There's a single LED flash round the back next to the 5MP sensor, plus a front facing VGA camera if you need to capture some cheeky self portraits, or just need a quick vanity check.
The camera app can be accessed from the lock screen, if you've set it as one of the available apps in the settings menu, although there's no physical shutter key for instant access and easy snapping.
The camera app takes a good four to five seconds to load up, carrying on the trend of a slow operating handset, which means an instant snap is out of the question.
When you're in the camera app you'll find a relatively decent array of settings to play with, with five scene modes; portrait, landscape, sports, sunset and night as well as exposure, ISO and white balance options.
There are just three colour effects here, which will disappoint some who are used to a few more, with mono, sepia and negative on offer.
Auto focus is available and so too is tap to focus, in case the subject you're shooting isn't in the centre of your view finder.
A digital zoom is also included, but as with most phones, picture quality quickly deteriorates the more you zoom in.
As well as the on screen shutter button, you can also use the volume rocker switch (both up and down) to take pictures – making it a lot easier to snap.
If you want to get fancy then you can also choose to take panorama shots, however we found the Optimus L7 wasn't all the great at stitching together the images - leaving obvious joins in our photo.

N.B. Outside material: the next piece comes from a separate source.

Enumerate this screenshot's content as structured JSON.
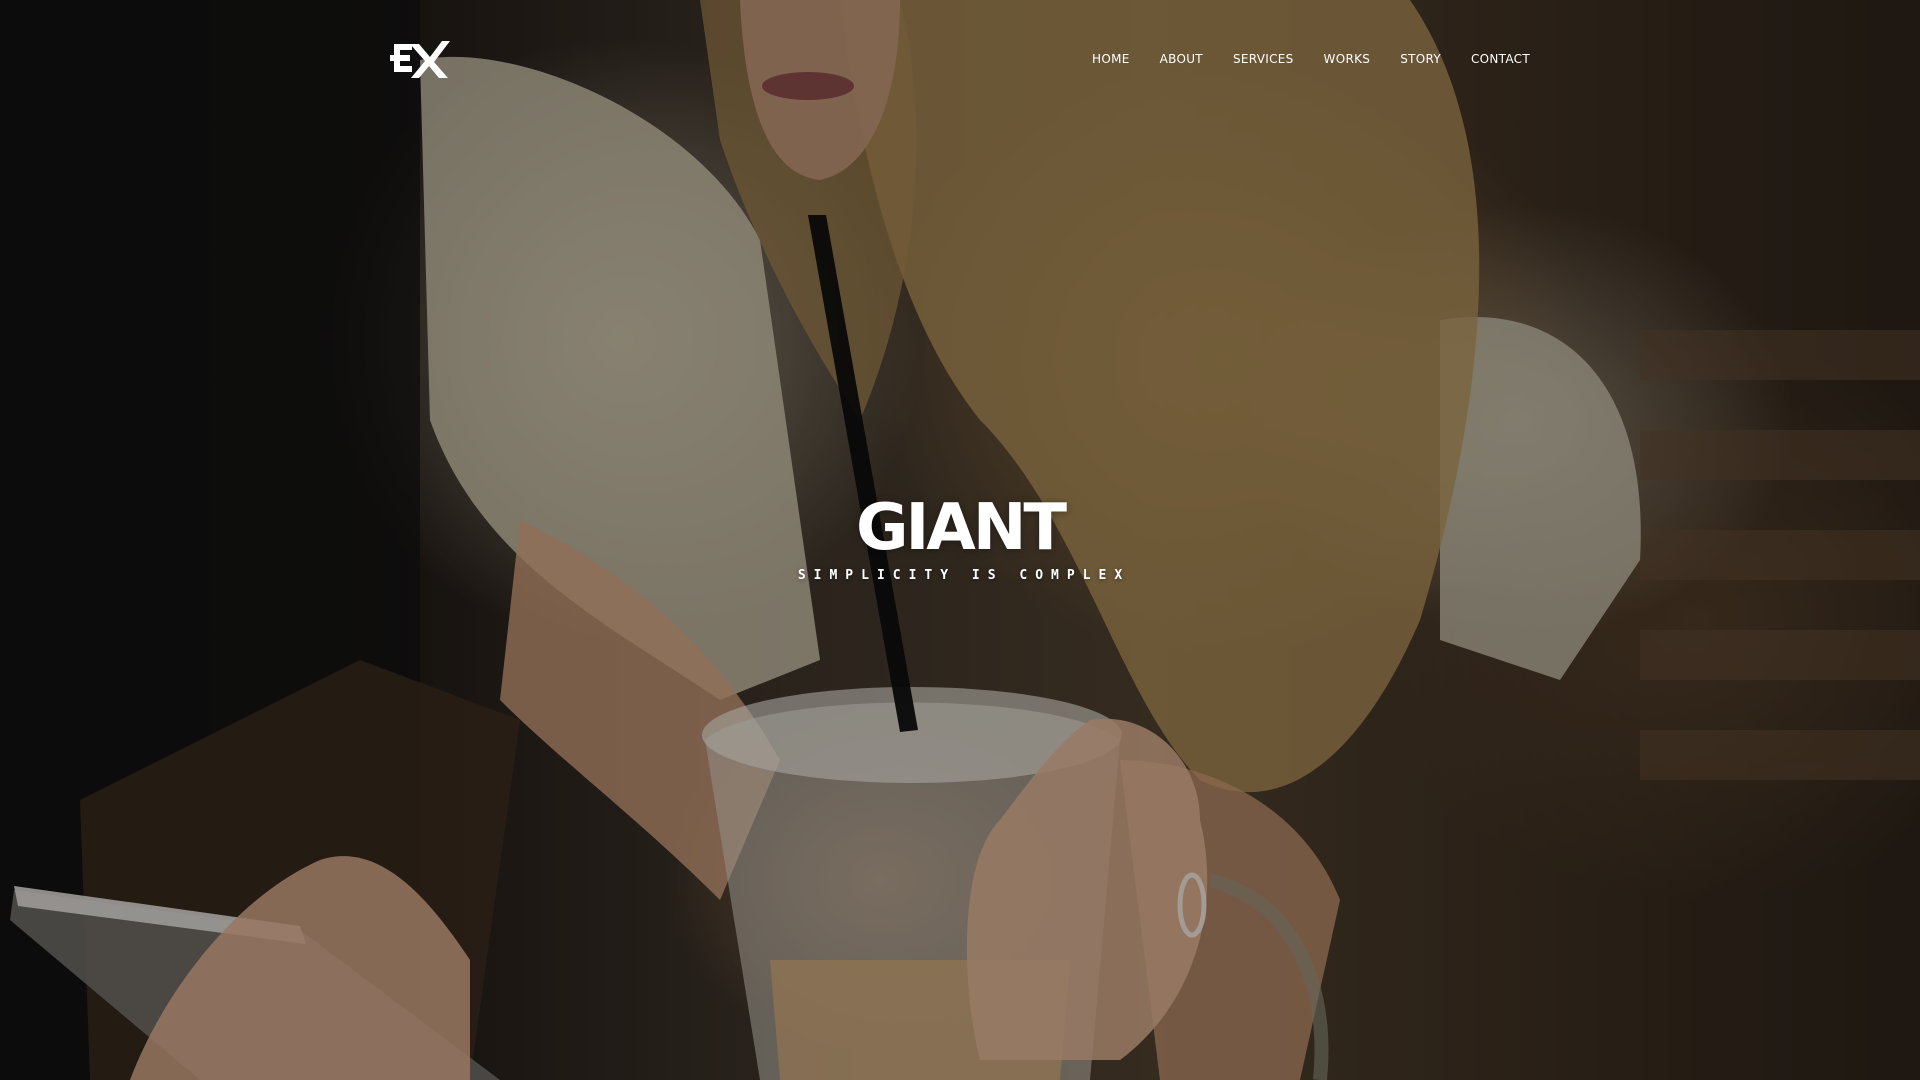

There's also continuous shot mode which will snap six images in quick succession - handy if you want to capture moving targets - although the L7 can be a little slow to focus.